(Dataset rows describing interfaces)
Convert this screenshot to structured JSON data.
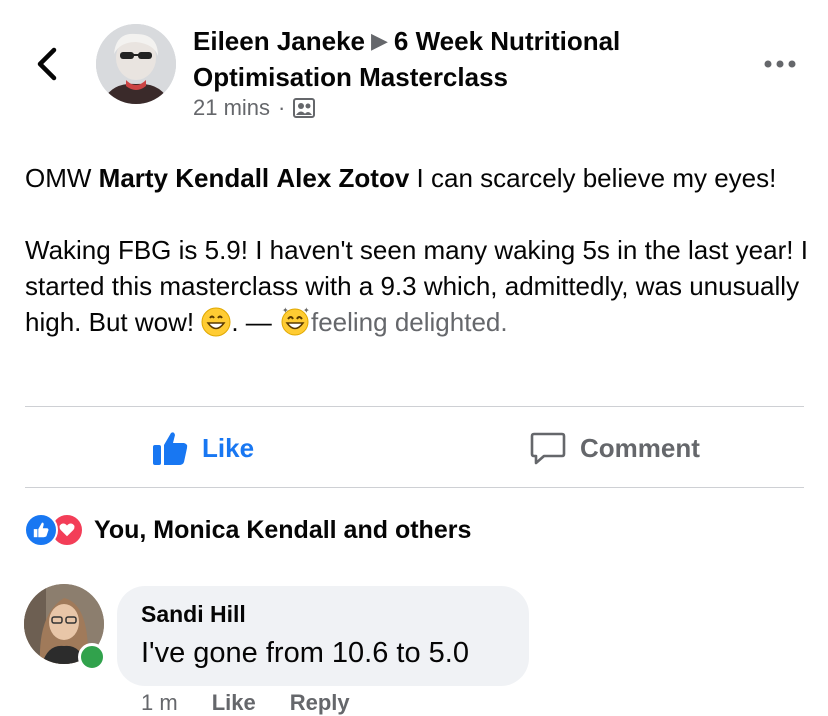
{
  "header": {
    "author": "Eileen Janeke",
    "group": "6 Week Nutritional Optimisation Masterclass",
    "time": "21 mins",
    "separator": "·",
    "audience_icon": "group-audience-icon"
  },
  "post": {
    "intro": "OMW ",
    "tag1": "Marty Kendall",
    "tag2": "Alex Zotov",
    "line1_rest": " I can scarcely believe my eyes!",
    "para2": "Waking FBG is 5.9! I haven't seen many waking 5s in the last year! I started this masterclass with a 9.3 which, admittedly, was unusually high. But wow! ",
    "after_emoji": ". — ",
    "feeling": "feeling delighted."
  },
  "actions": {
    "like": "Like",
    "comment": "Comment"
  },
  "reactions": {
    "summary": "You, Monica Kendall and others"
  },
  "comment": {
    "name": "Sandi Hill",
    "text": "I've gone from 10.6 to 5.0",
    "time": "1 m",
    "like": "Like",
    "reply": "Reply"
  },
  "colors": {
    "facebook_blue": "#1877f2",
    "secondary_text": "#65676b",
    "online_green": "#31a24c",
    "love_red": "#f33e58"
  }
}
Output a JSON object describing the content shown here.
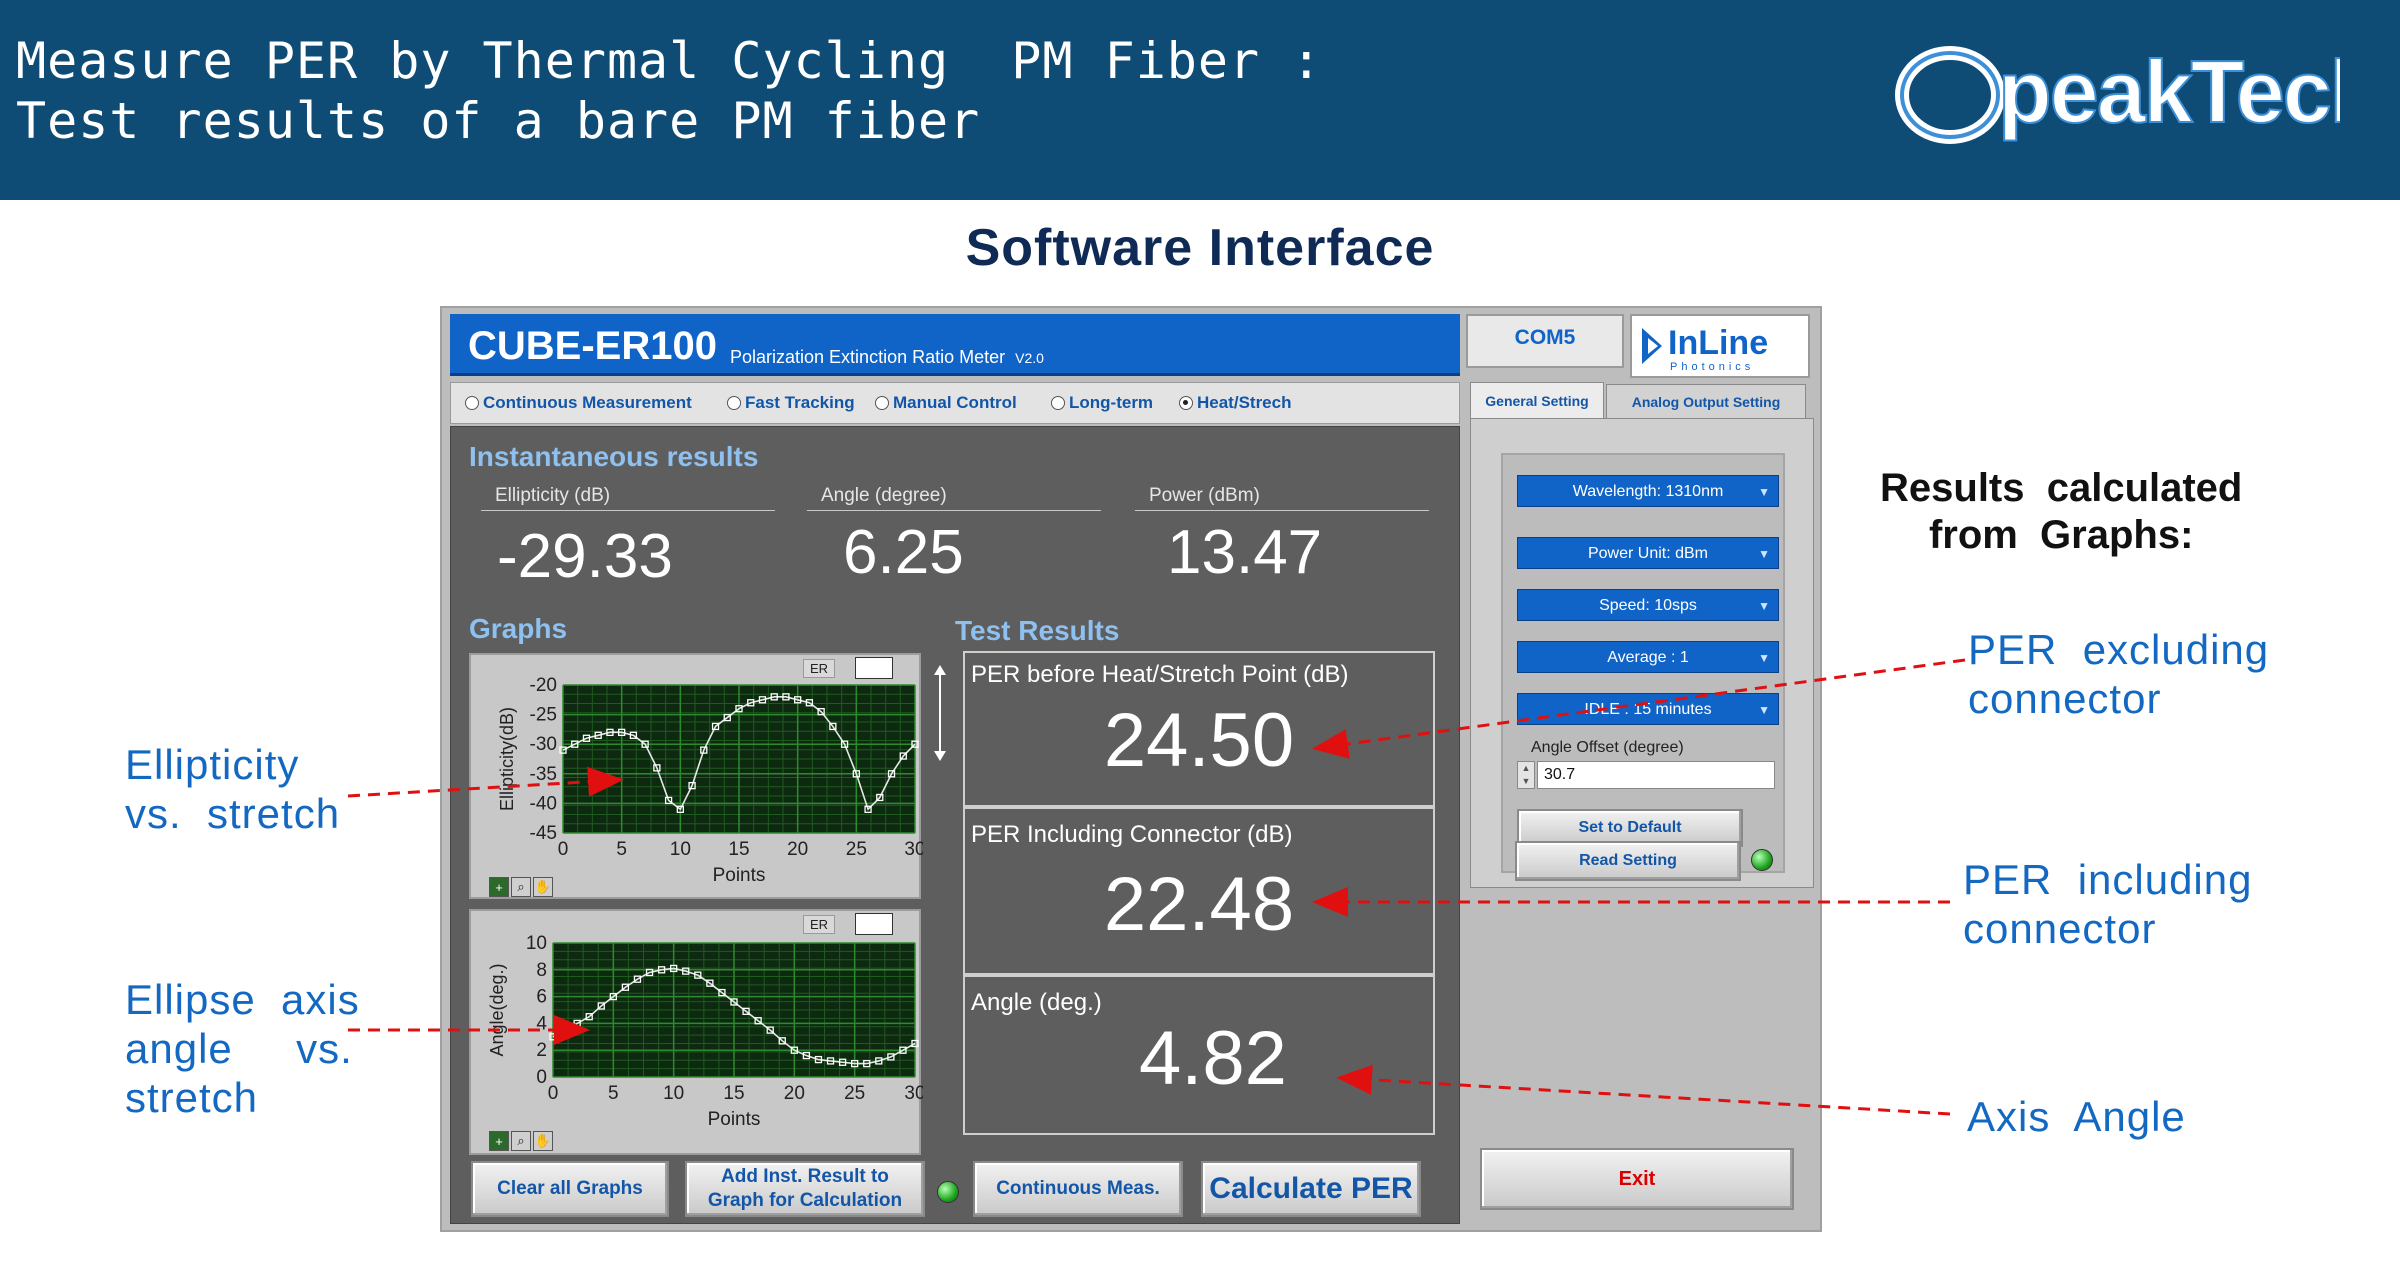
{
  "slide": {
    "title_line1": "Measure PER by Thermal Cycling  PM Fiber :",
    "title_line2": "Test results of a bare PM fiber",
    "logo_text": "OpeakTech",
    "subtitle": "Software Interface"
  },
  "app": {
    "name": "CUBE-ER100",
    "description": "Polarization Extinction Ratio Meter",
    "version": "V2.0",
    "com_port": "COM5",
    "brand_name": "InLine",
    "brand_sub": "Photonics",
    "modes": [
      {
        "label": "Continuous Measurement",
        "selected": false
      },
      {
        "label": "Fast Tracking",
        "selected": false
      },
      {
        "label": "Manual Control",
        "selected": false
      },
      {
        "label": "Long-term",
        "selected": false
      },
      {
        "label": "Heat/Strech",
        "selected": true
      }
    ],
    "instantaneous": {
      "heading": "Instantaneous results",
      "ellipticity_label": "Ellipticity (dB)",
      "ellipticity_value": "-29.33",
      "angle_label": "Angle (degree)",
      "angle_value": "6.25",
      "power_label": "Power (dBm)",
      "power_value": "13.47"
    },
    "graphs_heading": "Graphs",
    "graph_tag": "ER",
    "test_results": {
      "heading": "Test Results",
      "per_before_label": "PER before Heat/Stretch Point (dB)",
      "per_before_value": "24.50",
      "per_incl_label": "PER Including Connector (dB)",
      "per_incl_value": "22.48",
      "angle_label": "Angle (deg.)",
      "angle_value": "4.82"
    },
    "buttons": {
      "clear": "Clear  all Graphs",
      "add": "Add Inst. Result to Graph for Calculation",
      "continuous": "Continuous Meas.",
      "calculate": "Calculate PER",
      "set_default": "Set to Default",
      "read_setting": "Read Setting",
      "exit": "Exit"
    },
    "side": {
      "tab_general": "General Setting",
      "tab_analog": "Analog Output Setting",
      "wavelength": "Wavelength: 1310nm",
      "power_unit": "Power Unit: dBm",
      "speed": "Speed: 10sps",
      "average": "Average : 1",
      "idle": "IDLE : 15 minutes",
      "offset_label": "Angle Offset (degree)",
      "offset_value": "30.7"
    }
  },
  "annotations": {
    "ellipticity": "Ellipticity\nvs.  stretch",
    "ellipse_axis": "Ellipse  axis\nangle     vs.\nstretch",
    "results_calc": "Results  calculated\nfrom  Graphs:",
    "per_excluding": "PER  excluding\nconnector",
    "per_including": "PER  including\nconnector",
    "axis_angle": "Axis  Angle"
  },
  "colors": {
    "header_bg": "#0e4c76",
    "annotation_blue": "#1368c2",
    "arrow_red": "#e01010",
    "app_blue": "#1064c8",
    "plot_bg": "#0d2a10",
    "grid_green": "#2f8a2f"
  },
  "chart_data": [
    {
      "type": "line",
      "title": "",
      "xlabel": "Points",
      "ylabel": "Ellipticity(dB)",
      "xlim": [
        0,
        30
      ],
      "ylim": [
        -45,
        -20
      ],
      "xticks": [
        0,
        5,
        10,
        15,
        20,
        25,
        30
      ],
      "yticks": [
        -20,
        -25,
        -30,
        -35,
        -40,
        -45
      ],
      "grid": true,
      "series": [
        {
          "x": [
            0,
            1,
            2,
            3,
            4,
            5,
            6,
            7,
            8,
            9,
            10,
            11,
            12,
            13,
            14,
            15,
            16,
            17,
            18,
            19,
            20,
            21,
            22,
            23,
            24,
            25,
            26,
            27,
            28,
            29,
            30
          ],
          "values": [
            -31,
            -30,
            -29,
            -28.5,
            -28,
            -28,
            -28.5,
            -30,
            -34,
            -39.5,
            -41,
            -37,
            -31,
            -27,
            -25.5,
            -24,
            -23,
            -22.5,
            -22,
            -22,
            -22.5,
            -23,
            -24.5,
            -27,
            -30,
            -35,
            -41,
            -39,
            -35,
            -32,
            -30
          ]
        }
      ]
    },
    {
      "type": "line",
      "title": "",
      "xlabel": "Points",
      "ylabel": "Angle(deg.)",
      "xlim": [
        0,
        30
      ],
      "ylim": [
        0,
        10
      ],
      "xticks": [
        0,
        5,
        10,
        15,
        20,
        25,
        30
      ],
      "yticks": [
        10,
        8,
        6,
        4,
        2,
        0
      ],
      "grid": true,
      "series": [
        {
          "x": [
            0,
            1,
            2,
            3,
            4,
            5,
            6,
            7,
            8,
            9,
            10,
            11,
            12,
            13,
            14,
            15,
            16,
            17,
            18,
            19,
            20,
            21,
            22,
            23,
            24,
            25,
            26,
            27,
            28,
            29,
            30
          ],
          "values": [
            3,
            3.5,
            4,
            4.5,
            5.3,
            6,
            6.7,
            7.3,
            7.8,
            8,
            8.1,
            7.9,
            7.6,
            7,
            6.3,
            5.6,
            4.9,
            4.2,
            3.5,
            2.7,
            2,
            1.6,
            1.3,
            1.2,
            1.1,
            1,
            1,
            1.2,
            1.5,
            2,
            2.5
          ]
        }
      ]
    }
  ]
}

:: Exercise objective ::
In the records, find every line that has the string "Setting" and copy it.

:: Response to the exercise ::
      "read_setting": "Read Setting",
      "tab_general": "General Setting",
      "tab_analog": "Analog Output Setting",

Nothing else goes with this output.